Zelfbouw, meaning ‘self-building’ in Dutch, is a current planning trend in The Netherlands. While there have always been people building their own homes, zelfbouw has been actively promoted over the past few years. Riding the bottom-up wave and responding to the financial and real estate crises, large developers are being kept out of the loop in urban expansion plans all over the Netherlands. Instead, municipalities sell off single plots of land and keep restrictions low so that private individuals can create their own personal utopia.
Photographer Sonia Mangiapane visited a number of these new suburbs across Holland to capture their nature and peculiarities. The series consists of photos taken in the cities of Amsterdam (Zeeburgereiland and Steigereiland Noord), Almere (Homeruskwartier and lakeside Almere-Stad) and Leiden (Nieuw Leyden). The latest Dutch suburbs do not consist of the catalogue McMansions as we know them from the US. By contrast, these houses are more tailored, and together with their scale, locations (typically near city centres), the presence of amenities as well as their walkability and cyclability, they constitute a relatively urbanised kind of suburbia.

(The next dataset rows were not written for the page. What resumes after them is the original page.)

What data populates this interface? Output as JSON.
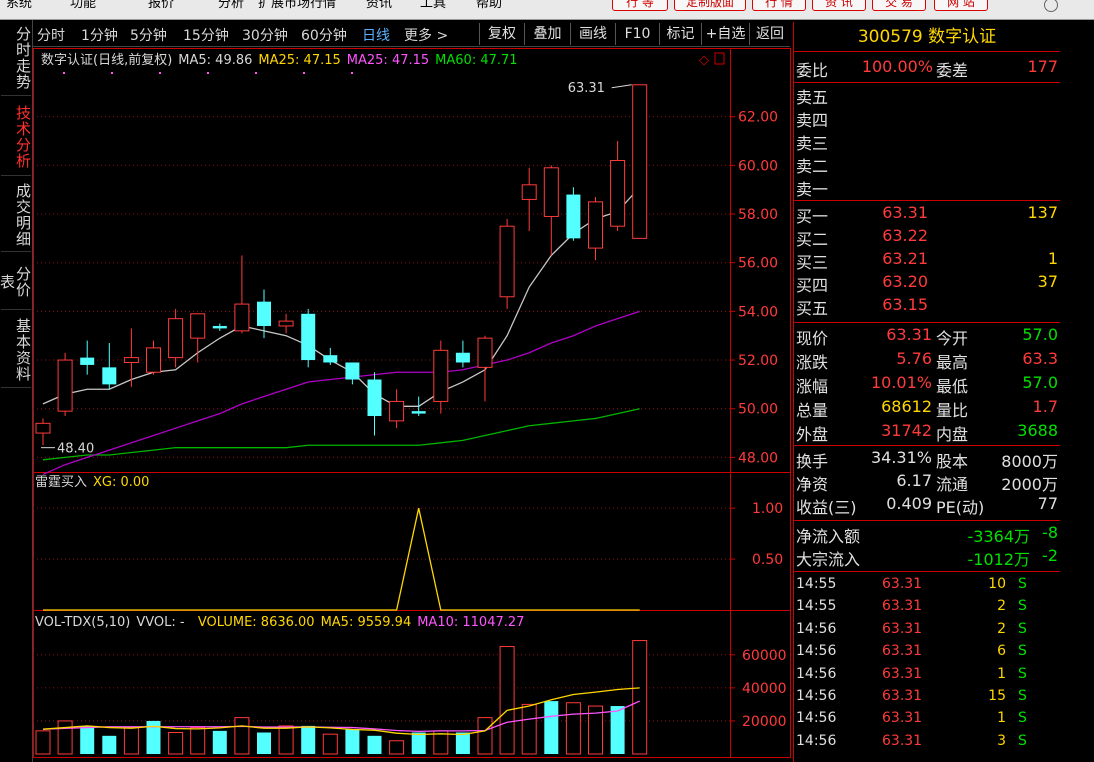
{
  "menubar": {
    "items": [
      "系统",
      "功能",
      "报价",
      "分析",
      "扩展市场行情",
      "资讯",
      "工具",
      "帮助"
    ],
    "right_buttons": [
      "行 等",
      "定制版面",
      "行 情",
      "资 讯",
      "交 易",
      "网 站"
    ]
  },
  "sidebar": {
    "tabs": [
      {
        "label": "分时走势",
        "active": false
      },
      {
        "label": "技术分析",
        "active": true
      },
      {
        "label": "成交明细",
        "active": false
      },
      {
        "label": "分价表",
        "active": false
      },
      {
        "label": "基本资料",
        "active": false
      }
    ]
  },
  "toolbar": {
    "periods": [
      "分时",
      "1分钟",
      "5分钟",
      "15分钟",
      "30分钟",
      "60分钟",
      "日线",
      "更多 >"
    ],
    "active_period": "日线",
    "buttons": [
      "复权",
      "叠加",
      "画线",
      "F10",
      "标记",
      "+自选",
      "返回"
    ]
  },
  "main_chart": {
    "header": {
      "name": "数字认证(日线,前复权)",
      "ma5": "MA5: 49.86",
      "ma25a": "MA25: 47.15",
      "ma25b": "MA25: 47.15",
      "ma60": "MA60: 47.71"
    },
    "ylim": [
      47.4,
      64.0
    ],
    "yticks": [
      "62.00",
      "60.00",
      "58.00",
      "56.00",
      "54.00",
      "52.00",
      "50.00",
      "48.00"
    ],
    "max_label": "63.31",
    "min_label": "48.40",
    "colors": {
      "up": "#ff3b3b",
      "down": "#54ffff",
      "ma5": "#c8c8c8",
      "ma25": "#b000c8",
      "ma60": "#00b400"
    }
  },
  "chart_data": [
    {
      "type": "candlestick",
      "title": "数字认证(日线,前复权)",
      "ylim": [
        47.4,
        64.0
      ],
      "ohlc": [
        [
          49.0,
          49.6,
          48.5,
          49.4
        ],
        [
          49.9,
          52.3,
          49.7,
          52.0
        ],
        [
          52.1,
          52.8,
          51.4,
          51.8
        ],
        [
          51.7,
          52.7,
          50.8,
          51.0
        ],
        [
          51.9,
          53.3,
          50.9,
          52.1
        ],
        [
          51.5,
          52.8,
          51.4,
          52.5
        ],
        [
          52.1,
          54.1,
          51.7,
          53.7
        ],
        [
          52.9,
          53.9,
          51.9,
          53.9
        ],
        [
          53.4,
          53.5,
          53.2,
          53.3
        ],
        [
          53.2,
          56.3,
          53.1,
          54.3
        ],
        [
          54.4,
          54.9,
          52.9,
          53.4
        ],
        [
          53.4,
          53.9,
          53.1,
          53.6
        ],
        [
          53.9,
          54.1,
          51.7,
          52.0
        ],
        [
          52.2,
          52.5,
          51.8,
          51.9
        ],
        [
          51.9,
          51.9,
          51.0,
          51.2
        ],
        [
          51.2,
          51.5,
          48.9,
          49.7
        ],
        [
          49.5,
          50.8,
          49.2,
          50.3
        ],
        [
          49.9,
          50.5,
          49.7,
          49.8
        ],
        [
          50.3,
          52.8,
          49.8,
          52.4
        ],
        [
          52.3,
          52.8,
          51.7,
          51.9
        ],
        [
          51.7,
          53.0,
          50.3,
          52.9
        ],
        [
          54.6,
          57.8,
          54.1,
          57.5
        ],
        [
          58.6,
          59.9,
          57.3,
          59.2
        ],
        [
          57.9,
          60.0,
          56.3,
          59.9
        ],
        [
          58.8,
          59.1,
          56.9,
          57.0
        ],
        [
          56.6,
          58.7,
          56.1,
          58.5
        ],
        [
          57.5,
          61.0,
          57.3,
          60.2
        ],
        [
          57.0,
          63.31,
          57.0,
          63.31
        ]
      ],
      "ma5": [
        50.2,
        50.6,
        50.8,
        50.8,
        51.2,
        51.5,
        51.6,
        52.3,
        52.9,
        53.4,
        53.2,
        53.0,
        52.6,
        52.0,
        51.5,
        50.6,
        50.1,
        50.1,
        50.7,
        51.1,
        51.6,
        53.0,
        55.0,
        56.3,
        57.2,
        57.8,
        58.1,
        59.1
      ],
      "ma25": [
        47.3,
        47.7,
        48.0,
        48.3,
        48.6,
        48.9,
        49.2,
        49.5,
        49.8,
        50.2,
        50.5,
        50.8,
        51.1,
        51.2,
        51.3,
        51.4,
        51.5,
        51.5,
        51.5,
        51.6,
        51.8,
        52.0,
        52.3,
        52.7,
        53.0,
        53.4,
        53.7,
        54.0
      ],
      "ma60": [
        47.9,
        48.0,
        48.1,
        48.1,
        48.2,
        48.3,
        48.4,
        48.4,
        48.4,
        48.4,
        48.4,
        48.4,
        48.5,
        48.5,
        48.5,
        48.5,
        48.5,
        48.5,
        48.6,
        48.7,
        48.9,
        49.1,
        49.3,
        49.4,
        49.5,
        49.6,
        49.8,
        50.0
      ]
    },
    {
      "type": "line",
      "title": "雷霆买入",
      "series": [
        {
          "name": "XG",
          "values": [
            0,
            0,
            0,
            0,
            0,
            0,
            0,
            0,
            0,
            0,
            0,
            0,
            0,
            0,
            0,
            0,
            0,
            1,
            0,
            0,
            0,
            0,
            0,
            0,
            0,
            0,
            0,
            0
          ]
        }
      ],
      "ylim": [
        0,
        1.1
      ]
    },
    {
      "type": "bar",
      "title": "VOL-TDX(5,10)",
      "values": [
        14000,
        20000,
        17000,
        11000,
        16000,
        20000,
        13000,
        16000,
        14000,
        22000,
        13000,
        17000,
        17000,
        12000,
        15000,
        11000,
        8000,
        13000,
        14000,
        13000,
        22000,
        65000,
        30000,
        32000,
        31000,
        29000,
        29000,
        68612
      ],
      "up": [
        true,
        true,
        false,
        false,
        true,
        false,
        true,
        true,
        false,
        true,
        false,
        true,
        false,
        true,
        false,
        false,
        true,
        false,
        true,
        false,
        true,
        true,
        true,
        false,
        true,
        true,
        false,
        true
      ],
      "ma5": [
        15000,
        16000,
        17000,
        16000,
        15600,
        16800,
        15400,
        15200,
        15800,
        17000,
        15600,
        15600,
        16400,
        15800,
        14800,
        14400,
        12600,
        11800,
        12200,
        11800,
        14000,
        26400,
        29000,
        32800,
        36000,
        37400,
        39000,
        40000
      ],
      "ma10": [
        15000,
        15500,
        16000,
        16500,
        16500,
        16500,
        16500,
        16500,
        16500,
        16700,
        16300,
        16300,
        16400,
        16200,
        16000,
        15200,
        14200,
        13700,
        14000,
        14000,
        14200,
        19200,
        21100,
        22800,
        24100,
        24700,
        26000,
        32000
      ],
      "ylim": [
        0,
        75000
      ]
    }
  ],
  "indicator": {
    "header_name": "雷霆买入",
    "header_xg": "XG: 0.00",
    "yticks": [
      "1.00",
      "0.50"
    ]
  },
  "volume": {
    "header_name": "VOL-TDX(5,10)",
    "header_vvol": "VVOL: -",
    "header_volume": "VOLUME: 8636.00",
    "header_ma5": "MA5: 9559.94",
    "header_ma10": "MA10: 11047.27",
    "yticks": [
      "60000",
      "40000",
      "20000"
    ]
  },
  "quote": {
    "code_name": "300579 数字认证",
    "weibi_label": "委比",
    "weibi_value": "100.00%",
    "weicha_label": "委差",
    "weicha_value": "177",
    "sells": [
      {
        "label": "卖五"
      },
      {
        "label": "卖四"
      },
      {
        "label": "卖三"
      },
      {
        "label": "卖二"
      },
      {
        "label": "卖一"
      }
    ],
    "buys": [
      {
        "label": "买一",
        "price": "63.31",
        "vol": "137"
      },
      {
        "label": "买二",
        "price": "63.22",
        "vol": ""
      },
      {
        "label": "买三",
        "price": "63.21",
        "vol": "1"
      },
      {
        "label": "买四",
        "price": "63.20",
        "vol": "37"
      },
      {
        "label": "买五",
        "price": "63.15",
        "vol": ""
      }
    ],
    "stats": [
      {
        "l1": "现价",
        "v1": "63.31",
        "c1": "red",
        "l2": "今开",
        "v2": "57.0",
        "c2": "grn"
      },
      {
        "l1": "涨跌",
        "v1": "5.76",
        "c1": "red",
        "l2": "最高",
        "v2": "63.3",
        "c2": "red"
      },
      {
        "l1": "涨幅",
        "v1": "10.01%",
        "c1": "red",
        "l2": "最低",
        "v2": "57.0",
        "c2": "grn"
      },
      {
        "l1": "总量",
        "v1": "68612",
        "c1": "yel",
        "l2": "量比",
        "v2": "1.7",
        "c2": "red"
      },
      {
        "l1": "外盘",
        "v1": "31742",
        "c1": "red",
        "l2": "内盘",
        "v2": "3688",
        "c2": "grn"
      }
    ],
    "fund": [
      {
        "l1": "换手",
        "v1": "34.31%",
        "l2": "股本",
        "v2": "8000万"
      },
      {
        "l1": "净资",
        "v1": "6.17",
        "l2": "流通",
        "v2": "2000万"
      },
      {
        "l1": "收益(三)",
        "v1": "0.409",
        "l2": "PE(动)",
        "v2": "77"
      }
    ],
    "flow": [
      {
        "l": "净流入额",
        "v": "-3364万",
        "v2": "-8"
      },
      {
        "l": "大宗流入",
        "v": "-1012万",
        "v2": "-2"
      }
    ],
    "ticks": [
      {
        "t": "14:55",
        "p": "63.31",
        "v": "10",
        "s": "S"
      },
      {
        "t": "14:55",
        "p": "63.31",
        "v": "2",
        "s": "S"
      },
      {
        "t": "14:56",
        "p": "63.31",
        "v": "2",
        "s": "S"
      },
      {
        "t": "14:56",
        "p": "63.31",
        "v": "6",
        "s": "S"
      },
      {
        "t": "14:56",
        "p": "63.31",
        "v": "1",
        "s": "S"
      },
      {
        "t": "14:56",
        "p": "63.31",
        "v": "15",
        "s": "S"
      },
      {
        "t": "14:56",
        "p": "63.31",
        "v": "1",
        "s": "S"
      },
      {
        "t": "14:56",
        "p": "63.31",
        "v": "3",
        "s": "S"
      }
    ]
  }
}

Taste will always remain a volatile and subjective notion, but zelfbouw results in what at first glance looks like an eclectic landscape, organically developed, with a less dictated visual style. The fascinating scenes simultaneously feature conservative historicising architecture and outrageous self-expressive design.
Interestingly, despite the occasional freak that doesn’t match dominant taste, the outcome is a fairly uniform kind of diversity, with many of the houses looking somewhat similar. Partially this is due to the limitations in height and width, but it clearly also has to do with the fact that most people – while wanting to show their personality through the architecture of their homes – prefer to play it safe. The likeness can also have a specific reason: in one of the suburbs depicted by Mangiapane, a great part of the self-builds was designed by a single architect, who himself also lives in one of his creations.
Is zelfbouw the way to go for urban expansion, with the government only laying out the general plan and infrastructure, and individuals given the responsibility for completing the picture? Or is it just a temporary fad? Will we look back at these areas in 30 years from now as important architectural heritage, or as a disposable, unorchestrated architecture, only fit for specific individuals in a specific time? For the time being, at least, the zelfburbs are an intriguing socio-spatial phenomenon.